** Opening Available records block **
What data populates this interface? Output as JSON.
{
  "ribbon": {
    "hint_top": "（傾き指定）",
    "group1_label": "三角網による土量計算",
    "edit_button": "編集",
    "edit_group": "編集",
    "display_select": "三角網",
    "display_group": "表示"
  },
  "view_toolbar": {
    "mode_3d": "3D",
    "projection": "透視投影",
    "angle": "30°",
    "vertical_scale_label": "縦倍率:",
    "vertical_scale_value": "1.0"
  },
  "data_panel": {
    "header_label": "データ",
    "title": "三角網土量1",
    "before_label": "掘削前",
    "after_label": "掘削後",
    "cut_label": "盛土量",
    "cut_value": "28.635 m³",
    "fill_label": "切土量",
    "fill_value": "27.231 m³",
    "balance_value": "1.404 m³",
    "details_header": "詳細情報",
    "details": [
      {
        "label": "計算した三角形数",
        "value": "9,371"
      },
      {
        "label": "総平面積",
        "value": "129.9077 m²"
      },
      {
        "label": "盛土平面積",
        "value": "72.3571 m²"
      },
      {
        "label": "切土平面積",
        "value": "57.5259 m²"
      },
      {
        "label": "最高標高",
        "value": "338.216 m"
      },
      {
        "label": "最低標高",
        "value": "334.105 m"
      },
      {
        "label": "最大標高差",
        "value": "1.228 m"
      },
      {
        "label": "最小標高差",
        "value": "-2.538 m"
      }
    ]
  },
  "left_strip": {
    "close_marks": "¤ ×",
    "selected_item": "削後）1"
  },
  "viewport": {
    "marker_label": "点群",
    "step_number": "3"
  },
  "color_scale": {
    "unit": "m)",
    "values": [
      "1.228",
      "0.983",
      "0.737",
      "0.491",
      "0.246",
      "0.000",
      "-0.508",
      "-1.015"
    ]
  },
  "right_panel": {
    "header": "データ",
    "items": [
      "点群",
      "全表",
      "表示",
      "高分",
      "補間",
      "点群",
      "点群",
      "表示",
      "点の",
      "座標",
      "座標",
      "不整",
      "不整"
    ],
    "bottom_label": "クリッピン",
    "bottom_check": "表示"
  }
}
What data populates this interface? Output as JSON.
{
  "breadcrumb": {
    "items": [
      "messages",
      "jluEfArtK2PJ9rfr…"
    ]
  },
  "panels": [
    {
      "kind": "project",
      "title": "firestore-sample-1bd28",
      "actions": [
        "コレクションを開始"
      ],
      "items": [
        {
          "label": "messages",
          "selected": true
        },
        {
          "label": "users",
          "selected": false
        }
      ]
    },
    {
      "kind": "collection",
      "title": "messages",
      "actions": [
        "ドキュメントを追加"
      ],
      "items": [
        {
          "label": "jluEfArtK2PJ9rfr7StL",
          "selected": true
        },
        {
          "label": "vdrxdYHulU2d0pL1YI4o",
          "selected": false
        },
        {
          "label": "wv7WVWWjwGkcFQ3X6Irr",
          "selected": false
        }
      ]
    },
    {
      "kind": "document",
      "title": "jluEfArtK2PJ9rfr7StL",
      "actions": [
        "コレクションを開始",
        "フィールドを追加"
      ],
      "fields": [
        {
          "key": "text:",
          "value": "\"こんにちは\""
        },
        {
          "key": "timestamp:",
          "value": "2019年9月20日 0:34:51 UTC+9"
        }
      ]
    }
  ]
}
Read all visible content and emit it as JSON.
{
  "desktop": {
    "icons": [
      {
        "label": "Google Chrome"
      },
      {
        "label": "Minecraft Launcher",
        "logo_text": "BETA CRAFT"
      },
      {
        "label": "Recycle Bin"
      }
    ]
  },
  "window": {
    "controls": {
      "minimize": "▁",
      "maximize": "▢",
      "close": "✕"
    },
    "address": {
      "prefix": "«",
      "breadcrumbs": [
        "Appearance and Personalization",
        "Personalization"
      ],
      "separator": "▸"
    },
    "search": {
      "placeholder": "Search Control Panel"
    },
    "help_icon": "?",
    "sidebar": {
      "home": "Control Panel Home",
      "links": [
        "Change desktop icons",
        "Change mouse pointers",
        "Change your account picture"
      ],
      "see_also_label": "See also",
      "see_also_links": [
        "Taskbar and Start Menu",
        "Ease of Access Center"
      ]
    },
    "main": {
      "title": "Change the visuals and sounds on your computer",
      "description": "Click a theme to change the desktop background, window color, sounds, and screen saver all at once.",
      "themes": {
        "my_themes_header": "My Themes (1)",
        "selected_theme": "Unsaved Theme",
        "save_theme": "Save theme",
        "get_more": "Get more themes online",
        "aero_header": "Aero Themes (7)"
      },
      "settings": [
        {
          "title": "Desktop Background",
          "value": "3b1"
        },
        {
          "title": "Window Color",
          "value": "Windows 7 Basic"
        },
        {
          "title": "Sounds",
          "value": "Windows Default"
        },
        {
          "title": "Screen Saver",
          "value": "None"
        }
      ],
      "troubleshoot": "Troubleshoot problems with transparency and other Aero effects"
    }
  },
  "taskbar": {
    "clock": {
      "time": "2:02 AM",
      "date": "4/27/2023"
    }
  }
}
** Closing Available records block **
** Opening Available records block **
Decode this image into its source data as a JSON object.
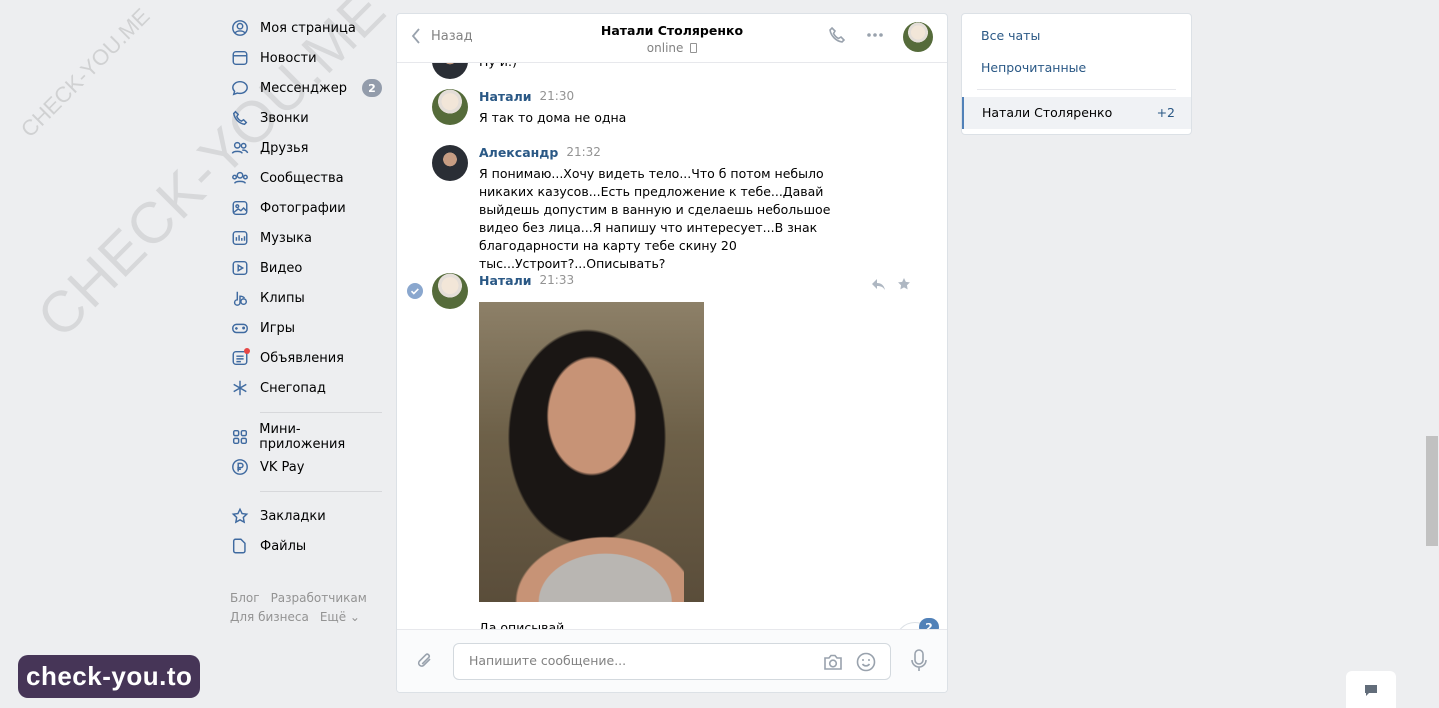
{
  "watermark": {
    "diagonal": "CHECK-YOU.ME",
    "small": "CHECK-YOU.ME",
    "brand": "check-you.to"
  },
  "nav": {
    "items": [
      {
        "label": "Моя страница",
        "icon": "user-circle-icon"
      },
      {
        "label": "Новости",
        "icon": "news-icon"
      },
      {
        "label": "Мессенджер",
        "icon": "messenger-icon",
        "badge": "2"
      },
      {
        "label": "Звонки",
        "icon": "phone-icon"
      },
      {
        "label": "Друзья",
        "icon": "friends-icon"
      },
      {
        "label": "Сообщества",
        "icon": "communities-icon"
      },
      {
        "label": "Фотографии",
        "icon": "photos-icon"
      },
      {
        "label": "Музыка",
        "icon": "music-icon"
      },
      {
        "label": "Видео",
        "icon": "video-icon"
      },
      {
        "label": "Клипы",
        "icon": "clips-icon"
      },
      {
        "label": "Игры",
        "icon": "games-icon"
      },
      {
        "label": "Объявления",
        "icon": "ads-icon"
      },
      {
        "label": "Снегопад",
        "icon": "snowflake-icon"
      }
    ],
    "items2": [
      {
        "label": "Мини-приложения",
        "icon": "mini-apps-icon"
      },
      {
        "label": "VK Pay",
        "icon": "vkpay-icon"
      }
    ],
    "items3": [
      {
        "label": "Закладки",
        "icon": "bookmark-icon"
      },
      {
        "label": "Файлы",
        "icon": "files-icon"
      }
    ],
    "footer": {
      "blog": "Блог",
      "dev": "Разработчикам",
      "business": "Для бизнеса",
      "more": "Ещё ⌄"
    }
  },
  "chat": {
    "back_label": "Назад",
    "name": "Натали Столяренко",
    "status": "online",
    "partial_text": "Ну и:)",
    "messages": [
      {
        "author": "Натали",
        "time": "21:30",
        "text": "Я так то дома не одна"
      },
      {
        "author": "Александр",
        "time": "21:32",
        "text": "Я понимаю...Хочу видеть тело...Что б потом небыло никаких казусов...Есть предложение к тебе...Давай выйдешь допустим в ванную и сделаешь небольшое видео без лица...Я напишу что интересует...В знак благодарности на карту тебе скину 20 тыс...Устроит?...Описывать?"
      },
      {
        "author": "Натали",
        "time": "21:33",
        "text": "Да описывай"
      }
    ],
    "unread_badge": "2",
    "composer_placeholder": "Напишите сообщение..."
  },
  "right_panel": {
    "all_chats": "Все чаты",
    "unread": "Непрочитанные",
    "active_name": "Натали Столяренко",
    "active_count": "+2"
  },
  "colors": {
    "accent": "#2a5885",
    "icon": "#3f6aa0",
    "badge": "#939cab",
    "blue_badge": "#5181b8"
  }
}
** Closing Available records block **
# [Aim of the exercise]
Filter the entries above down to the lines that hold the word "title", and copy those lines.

# [Answer to this task]
    "title": "三角網土量1",
      "title": "firestore-sample-1bd28",
      "title": "messages",
      "title": "jluEfArtK2PJ9rfr7StL",
      "title": "Change the visuals and sounds on your computer",
          "title": "Desktop Background",
          "title": "Window Color",
          "title": "Sounds",
          "title": "Screen Saver",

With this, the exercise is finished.